Review by Bob Ignizio
A indie coming of age story that has an obvious affection for eighties teen comedies, THE WAY WAY BACK centers on Duncan (Liam James), a nondescript 14 year old whose recently divorced mom Pam (Toni Collette) is inexplicably dating major douchebag Trent (Steve Carell). We see just how much of a douchebag Trent is in the opening scene when he asks Duncan to rate himself on a scale of 1 to 10. After much prodding, Duncan grudgingly offers up a 6. Trent tells him he's at best a 3, making the chances that Trent is going to be the male role model he clearly needs pretty slim.
Trent has taken Pam and Duncan, along with his own daughter from a previous marriage Steph (Zoe Levin), to a New York seaside vacation town in the hopes that everyone will bond together as a family, albeit under his terms. Not surprisingly Duncan isn't exactly on board with this plan, although there is one bright spot: he has the lovely and slightly older Susanna (AnnaSophia Robb) for a neighbor, and she doesn't treat him like a complete loser.

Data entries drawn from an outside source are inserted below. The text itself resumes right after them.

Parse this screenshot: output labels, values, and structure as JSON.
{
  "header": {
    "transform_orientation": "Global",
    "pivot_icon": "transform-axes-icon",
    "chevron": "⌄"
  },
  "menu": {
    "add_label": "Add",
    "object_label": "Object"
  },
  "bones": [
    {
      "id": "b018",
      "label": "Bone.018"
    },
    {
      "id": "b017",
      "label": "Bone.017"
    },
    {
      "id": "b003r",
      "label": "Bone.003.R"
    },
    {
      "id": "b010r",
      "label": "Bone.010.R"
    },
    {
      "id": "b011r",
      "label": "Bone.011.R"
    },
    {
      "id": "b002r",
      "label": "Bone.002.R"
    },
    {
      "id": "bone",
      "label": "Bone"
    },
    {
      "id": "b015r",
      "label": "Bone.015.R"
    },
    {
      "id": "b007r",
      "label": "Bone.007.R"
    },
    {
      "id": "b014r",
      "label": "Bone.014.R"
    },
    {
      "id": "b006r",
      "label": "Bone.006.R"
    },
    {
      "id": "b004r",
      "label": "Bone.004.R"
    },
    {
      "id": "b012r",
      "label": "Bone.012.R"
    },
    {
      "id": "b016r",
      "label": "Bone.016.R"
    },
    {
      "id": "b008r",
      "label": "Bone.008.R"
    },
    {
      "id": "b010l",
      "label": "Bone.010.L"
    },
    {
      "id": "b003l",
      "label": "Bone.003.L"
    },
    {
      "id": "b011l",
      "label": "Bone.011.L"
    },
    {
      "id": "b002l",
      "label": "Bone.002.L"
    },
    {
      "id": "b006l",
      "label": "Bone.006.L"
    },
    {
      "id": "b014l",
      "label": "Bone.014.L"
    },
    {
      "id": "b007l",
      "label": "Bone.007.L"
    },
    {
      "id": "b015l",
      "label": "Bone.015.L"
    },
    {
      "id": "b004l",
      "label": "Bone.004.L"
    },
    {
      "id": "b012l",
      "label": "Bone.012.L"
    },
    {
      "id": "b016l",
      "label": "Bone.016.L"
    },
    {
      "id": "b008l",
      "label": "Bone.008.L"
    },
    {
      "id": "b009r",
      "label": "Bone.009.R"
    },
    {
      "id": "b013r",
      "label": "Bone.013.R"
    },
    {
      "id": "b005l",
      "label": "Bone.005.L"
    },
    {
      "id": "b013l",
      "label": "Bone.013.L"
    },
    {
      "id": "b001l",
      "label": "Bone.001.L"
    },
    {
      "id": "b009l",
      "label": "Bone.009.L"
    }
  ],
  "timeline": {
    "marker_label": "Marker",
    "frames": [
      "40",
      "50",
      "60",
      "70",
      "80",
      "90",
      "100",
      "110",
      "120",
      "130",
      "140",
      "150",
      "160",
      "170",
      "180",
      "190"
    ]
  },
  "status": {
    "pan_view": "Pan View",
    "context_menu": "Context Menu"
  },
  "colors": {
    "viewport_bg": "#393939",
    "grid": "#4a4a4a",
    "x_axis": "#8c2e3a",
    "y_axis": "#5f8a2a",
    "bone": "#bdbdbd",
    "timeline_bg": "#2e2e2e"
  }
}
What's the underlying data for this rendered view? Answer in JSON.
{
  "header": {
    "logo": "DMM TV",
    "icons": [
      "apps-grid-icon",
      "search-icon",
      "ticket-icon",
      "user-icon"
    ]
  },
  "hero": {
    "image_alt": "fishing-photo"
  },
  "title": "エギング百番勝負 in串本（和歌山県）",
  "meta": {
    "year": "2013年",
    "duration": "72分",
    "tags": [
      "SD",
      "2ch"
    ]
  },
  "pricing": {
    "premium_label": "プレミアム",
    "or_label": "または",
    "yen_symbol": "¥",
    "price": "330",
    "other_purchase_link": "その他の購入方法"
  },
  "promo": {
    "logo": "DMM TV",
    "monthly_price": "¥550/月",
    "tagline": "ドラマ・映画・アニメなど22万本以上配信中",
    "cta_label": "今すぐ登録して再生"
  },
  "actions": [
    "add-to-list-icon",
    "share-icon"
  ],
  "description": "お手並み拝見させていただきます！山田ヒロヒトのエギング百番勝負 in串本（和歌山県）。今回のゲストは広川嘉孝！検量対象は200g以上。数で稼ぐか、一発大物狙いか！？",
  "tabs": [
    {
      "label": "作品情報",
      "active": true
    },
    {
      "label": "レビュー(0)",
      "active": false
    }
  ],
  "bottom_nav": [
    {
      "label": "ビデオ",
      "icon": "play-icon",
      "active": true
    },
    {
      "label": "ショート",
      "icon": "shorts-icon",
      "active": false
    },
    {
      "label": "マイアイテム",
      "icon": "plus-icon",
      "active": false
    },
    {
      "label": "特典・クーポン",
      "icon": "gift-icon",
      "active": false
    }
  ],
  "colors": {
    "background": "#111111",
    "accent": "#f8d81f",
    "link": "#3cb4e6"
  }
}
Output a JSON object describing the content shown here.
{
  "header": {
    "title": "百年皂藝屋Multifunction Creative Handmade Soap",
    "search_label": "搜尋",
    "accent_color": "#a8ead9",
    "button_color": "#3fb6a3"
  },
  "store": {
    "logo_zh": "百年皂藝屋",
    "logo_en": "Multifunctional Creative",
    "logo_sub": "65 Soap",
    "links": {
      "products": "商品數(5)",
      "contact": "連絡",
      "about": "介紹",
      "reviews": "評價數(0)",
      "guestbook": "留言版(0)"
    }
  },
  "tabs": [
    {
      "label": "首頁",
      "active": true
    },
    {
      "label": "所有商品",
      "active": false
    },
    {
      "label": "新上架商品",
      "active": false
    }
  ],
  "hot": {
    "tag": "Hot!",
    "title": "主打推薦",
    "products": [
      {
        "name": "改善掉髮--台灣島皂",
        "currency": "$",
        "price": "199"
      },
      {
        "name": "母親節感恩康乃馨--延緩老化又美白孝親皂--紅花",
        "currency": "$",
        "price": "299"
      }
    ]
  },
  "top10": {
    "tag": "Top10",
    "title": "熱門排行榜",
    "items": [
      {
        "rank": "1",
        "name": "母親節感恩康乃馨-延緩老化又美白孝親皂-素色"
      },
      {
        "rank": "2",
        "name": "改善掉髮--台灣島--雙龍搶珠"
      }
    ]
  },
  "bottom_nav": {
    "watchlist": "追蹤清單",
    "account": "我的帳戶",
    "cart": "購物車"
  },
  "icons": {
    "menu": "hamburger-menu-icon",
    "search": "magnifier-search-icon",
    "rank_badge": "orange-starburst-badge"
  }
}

Still, Duncan is in need of a serious self esteem booster, and he finds it when he strikes up a friendship with Owen (Sam Rockwell), a likable loser who works at the local water park and helps Duncan get a job there. Owen is basically Bill Murray in MEATBALLS or Chevy Chase in CADDYSHACK, an anti-authoritarian guy who likes a good time but isn't always as responsible as he should be who ends up becoming an unlikely role model for a young protagonist in need of one.
The portions of the film involving Duncan and Owen goofing off at the water park work the best, providing plenty of laughs with just a touch of pathos. Owen sees a younger version of himself in Duncan and tries to help him become a better man, which of course in makes Duncan a better man as well in the process. The young budding romance between Duncan and Susanna works, too, coming across as sweet and authentic.
What doesn't work is the material between Duncan, Trent, and Pam. Trent doesn't have even a thin outer layer of charm; he's just a dick, and he doesn't do anything to hide it. That makes Pam a clueless doormat, and yet the movie seems to want to present her as smarter and stronger than that, and it just doesn't jibe. And while the movie doesn't spend that much time with Trent's developmentally arrested vacation cabin neighbors, every minute spent with them feels like one minute too many. The film might well have been better off if it hadn't tired so hard to be meaningful and just gone for the laughs, but those gripes aside, THE WAY WAY BACK still manages to entertain more often than not. 2 1/2 out of 4 stars.